Man camping in ancient cave near Jerusalem says has been told by Israeli authorities to get out because hillside is slated for housing development, his 'illegal' home will be demolished.
The predicament of Abdel Fattah Abed Rabbo, a 48-year-old father of 10, highlights the dispute between Israel and Palestinians living in the steep hills between Jerusalem and Bethlehem, on land the Israelis annexed in 1980.
Abed Rabbo says he was actually brought up in the cave by his parents but occupies it now simply as a way of upholding his claim to 5 acres of stony hillside. His family lives in an apartment in a Bethlehem refugee camp.
“Three days ago, Israeli building planners came. They started landscaping this entire area,” he told Reuters Television this week.
“The purpose is, of course, to build an Israeli settlement, called Givat Yael, which is to become the biggest settlement in the Jerusalem area,” he said.
Abed Rabbo says he received his first demolition warning five years ago, and got a follow-up notice last December. In the meantime, he says, Israeli authorities have three times knocked down the tent camp he put up on the land at al-Walajeh.
He is tangled in a complex legal maze that Palestinians say is really all about national rights but Israel insists is simply about property rights and unauthorized building.
The land straddles the 1948 Green Line which formed Israel’s eastern border at the establishment of the Jewish state. It lies just west of the Jewish settlement of Gilo, a suburb community of Jerusalem which is actually in the occupied West Bank.
The World Court has ruled that Israel’s settlements are illegal. Israel rejects that and officials say, in any case, the community planned for Givat Yael will not be a “settlement”, since the land has been part of Jerusalem for nearly 30 years.
Givat Yael is planned to house 45,000 people, with a commercial zone and sports centre. The Interior Ministry’s district planning office recently granted final approval.
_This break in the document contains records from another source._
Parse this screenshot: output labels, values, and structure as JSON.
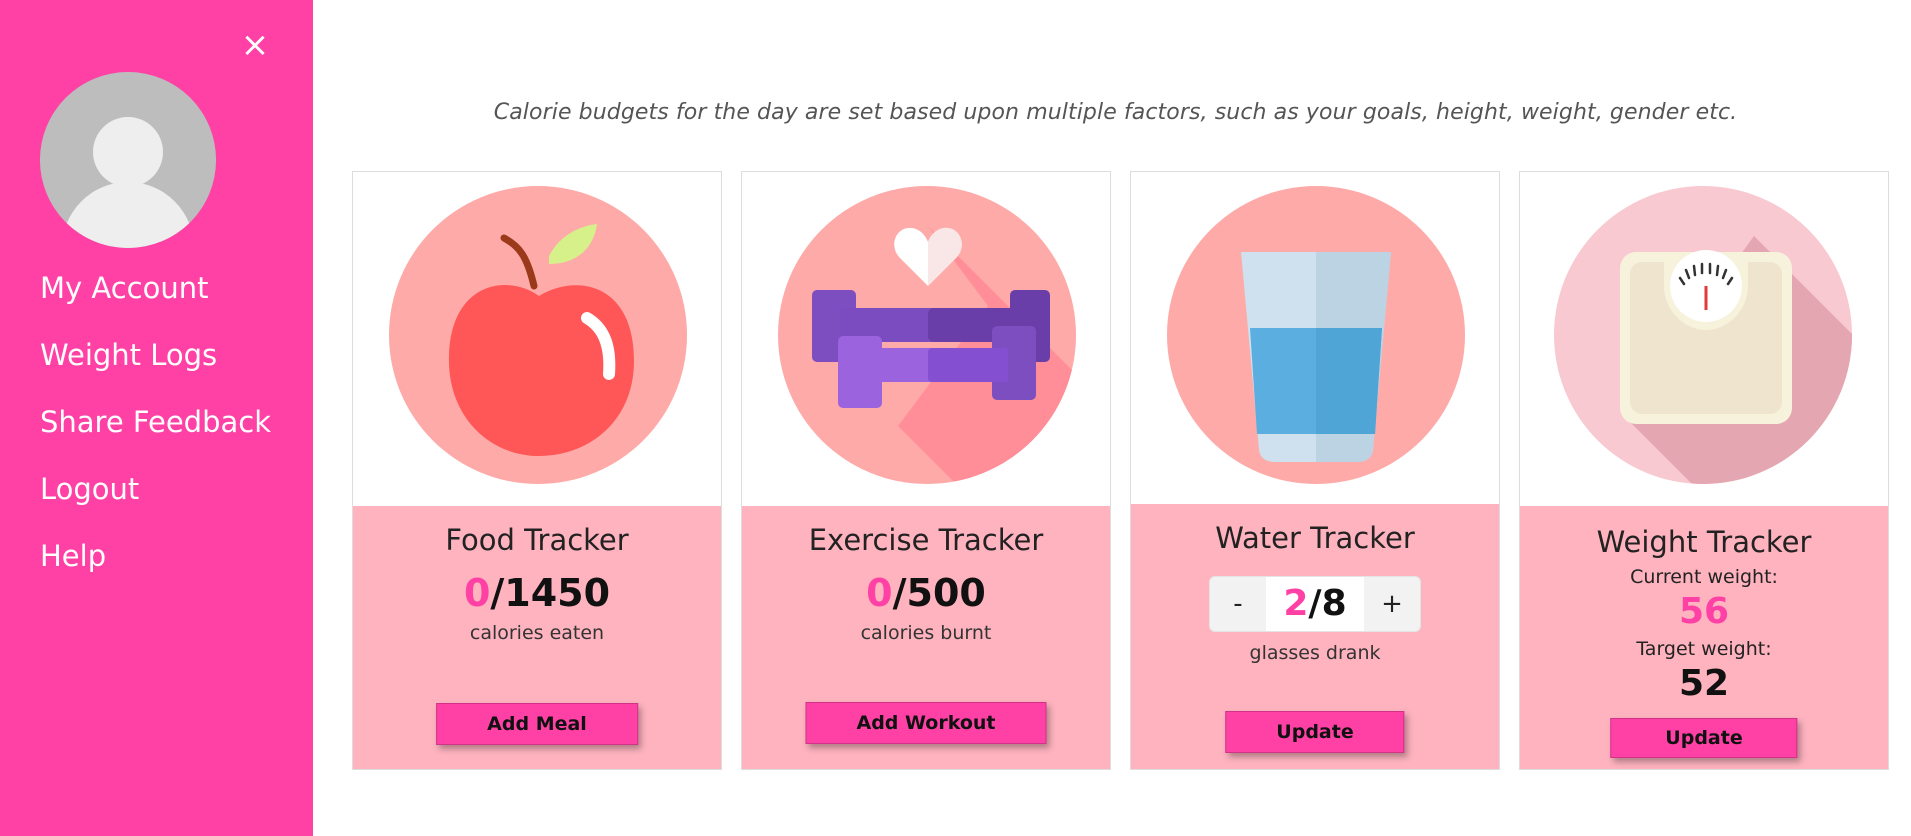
{
  "sidebar": {
    "close_label": "×",
    "items": [
      {
        "label": "My Account"
      },
      {
        "label": "Weight Logs"
      },
      {
        "label": "Share Feedback"
      },
      {
        "label": "Logout"
      },
      {
        "label": "Help"
      }
    ]
  },
  "intro_text": "Calorie budgets for the day are set based upon multiple factors, such as your goals, height, weight, gender etc.",
  "food": {
    "title": "Food Tracker",
    "current": "0",
    "total": "/1450",
    "sub": "calories eaten",
    "button": "Add Meal"
  },
  "exercise": {
    "title": "Exercise Tracker",
    "current": "0",
    "total": "/500",
    "sub": "calories burnt",
    "button": "Add Workout"
  },
  "water": {
    "title": "Water Tracker",
    "minus": "-",
    "plus": "+",
    "current": "2",
    "total": "/8",
    "sub": "glasses drank",
    "button": "Update"
  },
  "weight": {
    "title": "Weight Tracker",
    "current_label": "Current weight:",
    "current_value": "56",
    "target_label": "Target weight:",
    "target_value": "52",
    "button": "Update"
  },
  "colors": {
    "accent": "#ff41a6",
    "card_body": "#feb3bf"
  }
}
“They consider my presence here a problem, because they want to be build 14,000 housing units on al-Walajeh lands,” said Abed Rabbo. “I tell them the owners of this land are here, they are the rightful owners, and you’ve no right to build here.”
Some 500,000 Israelis now live in settlements in the West Bank and East Jerusalem, whose legitimacy is also disputed by the United Nations, the United States and most major powers.
City councilman for East Jerusalem Yakir Segev rejected claims that the hillside will become yet another settlement, taking land the Palestinians want for a future state.
“First of all, it’s not a settlement,” he said. “It’s a neighborhood within the municipal borders of Jerusalem.”
“Second of all … they were given court orders — not military orders … It’s not a matter of political dispute or political argument as far as we are concerned,” he said.
The Israeli-run Jerusalem municipality has rejected a request by al-Walajeh Palestinians to legalise 95 homes in the village built without a permit and at risk of demolition.
“The village will disappear, because most of the houses are under the master plan of Gival Yael,” says Meir Margalit, a left-wing opposition member of Jerusalem City Council.
Palestinians say Israeli planners have offered a number of concessions in return for consent, including retroactive permits for homes already built, a change in the route of Israel’s West Bank separation barrier in the vicinity of the village, and easier access to Jerusalem.
So far they have refused these offers.
If al-Walajeh is legally part of Jerusalem, its residents might expect to have Jerusalem identification cards. But they do not “because of the Givat Yael project”, says Margalit.
“It would be more difficult to expel them from their land if they had Israeli ID’s.”
And without a Jerusalem identity, Abed Rabbo is an illegal resident in his own cave.